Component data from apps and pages
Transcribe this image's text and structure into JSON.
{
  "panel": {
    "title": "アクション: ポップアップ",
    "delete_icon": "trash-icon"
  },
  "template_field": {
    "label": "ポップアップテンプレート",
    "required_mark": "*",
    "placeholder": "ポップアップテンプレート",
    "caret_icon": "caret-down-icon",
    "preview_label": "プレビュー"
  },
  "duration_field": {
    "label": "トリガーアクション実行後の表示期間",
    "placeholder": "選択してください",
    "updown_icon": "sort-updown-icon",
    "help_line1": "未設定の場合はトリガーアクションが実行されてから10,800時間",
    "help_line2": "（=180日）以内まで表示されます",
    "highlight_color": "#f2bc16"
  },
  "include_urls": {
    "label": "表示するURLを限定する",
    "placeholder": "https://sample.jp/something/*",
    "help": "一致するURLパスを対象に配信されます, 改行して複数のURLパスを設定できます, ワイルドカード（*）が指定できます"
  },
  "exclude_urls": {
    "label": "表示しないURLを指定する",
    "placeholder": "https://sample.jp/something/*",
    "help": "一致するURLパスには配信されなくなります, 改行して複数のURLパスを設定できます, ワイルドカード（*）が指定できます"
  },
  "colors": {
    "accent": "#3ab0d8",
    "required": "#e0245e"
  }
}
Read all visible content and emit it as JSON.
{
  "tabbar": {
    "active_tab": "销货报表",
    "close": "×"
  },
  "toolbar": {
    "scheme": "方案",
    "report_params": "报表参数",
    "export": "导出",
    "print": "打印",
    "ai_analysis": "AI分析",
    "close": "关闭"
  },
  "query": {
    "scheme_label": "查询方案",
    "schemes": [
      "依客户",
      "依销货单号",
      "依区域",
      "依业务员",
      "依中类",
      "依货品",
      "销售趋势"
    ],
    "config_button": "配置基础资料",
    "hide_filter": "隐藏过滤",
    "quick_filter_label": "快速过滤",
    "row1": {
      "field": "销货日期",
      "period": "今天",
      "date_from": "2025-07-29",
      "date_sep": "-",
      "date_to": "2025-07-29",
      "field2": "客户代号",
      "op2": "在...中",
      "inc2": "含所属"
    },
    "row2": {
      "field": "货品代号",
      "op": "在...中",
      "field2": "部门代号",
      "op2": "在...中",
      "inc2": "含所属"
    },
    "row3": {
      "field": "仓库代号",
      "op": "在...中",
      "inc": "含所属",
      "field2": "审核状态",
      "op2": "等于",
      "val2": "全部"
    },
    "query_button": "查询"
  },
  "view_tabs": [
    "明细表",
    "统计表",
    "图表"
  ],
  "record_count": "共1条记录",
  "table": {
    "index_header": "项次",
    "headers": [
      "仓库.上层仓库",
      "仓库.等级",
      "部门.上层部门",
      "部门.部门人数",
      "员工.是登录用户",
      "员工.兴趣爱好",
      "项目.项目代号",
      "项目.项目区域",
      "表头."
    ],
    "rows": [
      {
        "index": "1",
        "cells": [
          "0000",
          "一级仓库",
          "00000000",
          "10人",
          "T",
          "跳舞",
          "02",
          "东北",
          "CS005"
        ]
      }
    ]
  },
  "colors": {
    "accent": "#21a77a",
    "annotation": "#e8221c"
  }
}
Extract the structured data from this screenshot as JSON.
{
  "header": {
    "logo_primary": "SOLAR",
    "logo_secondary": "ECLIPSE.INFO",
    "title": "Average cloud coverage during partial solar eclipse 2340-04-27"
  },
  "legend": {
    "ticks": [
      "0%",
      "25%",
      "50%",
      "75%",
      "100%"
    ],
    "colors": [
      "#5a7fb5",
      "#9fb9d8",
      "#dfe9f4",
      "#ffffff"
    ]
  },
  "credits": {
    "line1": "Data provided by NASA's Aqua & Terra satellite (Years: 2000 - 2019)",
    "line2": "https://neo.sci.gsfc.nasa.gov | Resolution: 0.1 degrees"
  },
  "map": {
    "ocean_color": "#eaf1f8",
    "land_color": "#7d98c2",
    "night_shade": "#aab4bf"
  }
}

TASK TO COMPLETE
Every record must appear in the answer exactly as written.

TASK RESPONSE
Transcribe this image's text and structure into JSON.
{
  "panel": {
    "title": "アクション: ポップアップ",
    "delete_icon": "trash-icon"
  },
  "template_field": {
    "label": "ポップアップテンプレート",
    "required_mark": "*",
    "placeholder": "ポップアップテンプレート",
    "caret_icon": "caret-down-icon",
    "preview_label": "プレビュー"
  },
  "duration_field": {
    "label": "トリガーアクション実行後の表示期間",
    "placeholder": "選択してください",
    "updown_icon": "sort-updown-icon",
    "help_line1": "未設定の場合はトリガーアクションが実行されてから10,800時間",
    "help_line2": "（=180日）以内まで表示されます",
    "highlight_color": "#f2bc16"
  },
  "include_urls": {
    "label": "表示するURLを限定する",
    "placeholder": "https://sample.jp/something/*",
    "help": "一致するURLパスを対象に配信されます, 改行して複数のURLパスを設定できます, ワイルドカード（*）が指定できます"
  },
  "exclude_urls": {
    "label": "表示しないURLを指定する",
    "placeholder": "https://sample.jp/something/*",
    "help": "一致するURLパスには配信されなくなります, 改行して複数のURLパスを設定できます, ワイルドカード（*）が指定できます"
  },
  "colors": {
    "accent": "#3ab0d8",
    "required": "#e0245e"
  }
}
Read all visible content and emit it as JSON.
{
  "tabbar": {
    "active_tab": "销货报表",
    "close": "×"
  },
  "toolbar": {
    "scheme": "方案",
    "report_params": "报表参数",
    "export": "导出",
    "print": "打印",
    "ai_analysis": "AI分析",
    "close": "关闭"
  },
  "query": {
    "scheme_label": "查询方案",
    "schemes": [
      "依客户",
      "依销货单号",
      "依区域",
      "依业务员",
      "依中类",
      "依货品",
      "销售趋势"
    ],
    "config_button": "配置基础资料",
    "hide_filter": "隐藏过滤",
    "quick_filter_label": "快速过滤",
    "row1": {
      "field": "销货日期",
      "period": "今天",
      "date_from": "2025-07-29",
      "date_sep": "-",
      "date_to": "2025-07-29",
      "field2": "客户代号",
      "op2": "在...中",
      "inc2": "含所属"
    },
    "row2": {
      "field": "货品代号",
      "op": "在...中",
      "field2": "部门代号",
      "op2": "在...中",
      "inc2": "含所属"
    },
    "row3": {
      "field": "仓库代号",
      "op": "在...中",
      "inc": "含所属",
      "field2": "审核状态",
      "op2": "等于",
      "val2": "全部"
    },
    "query_button": "查询"
  },
  "view_tabs": [
    "明细表",
    "统计表",
    "图表"
  ],
  "record_count": "共1条记录",
  "table": {
    "index_header": "项次",
    "headers": [
      "仓库.上层仓库",
      "仓库.等级",
      "部门.上层部门",
      "部门.部门人数",
      "员工.是登录用户",
      "员工.兴趣爱好",
      "项目.项目代号",
      "项目.项目区域",
      "表头."
    ],
    "rows": [
      {
        "index": "1",
        "cells": [
          "0000",
          "一级仓库",
          "00000000",
          "10人",
          "T",
          "跳舞",
          "02",
          "东北",
          "CS005"
        ]
      }
    ]
  },
  "colors": {
    "accent": "#21a77a",
    "annotation": "#e8221c"
  }
}
Extract the structured data from this screenshot as JSON.
{
  "header": {
    "logo_primary": "SOLAR",
    "logo_secondary": "ECLIPSE.INFO",
    "title": "Average cloud coverage during partial solar eclipse 2340-04-27"
  },
  "legend": {
    "ticks": [
      "0%",
      "25%",
      "50%",
      "75%",
      "100%"
    ],
    "colors": [
      "#5a7fb5",
      "#9fb9d8",
      "#dfe9f4",
      "#ffffff"
    ]
  },
  "credits": {
    "line1": "Data provided by NASA's Aqua & Terra satellite (Years: 2000 - 2019)",
    "line2": "https://neo.sci.gsfc.nasa.gov | Resolution: 0.1 degrees"
  },
  "map": {
    "ocean_color": "#eaf1f8",
    "land_color": "#7d98c2",
    "night_shade": "#aab4bf"
  }
}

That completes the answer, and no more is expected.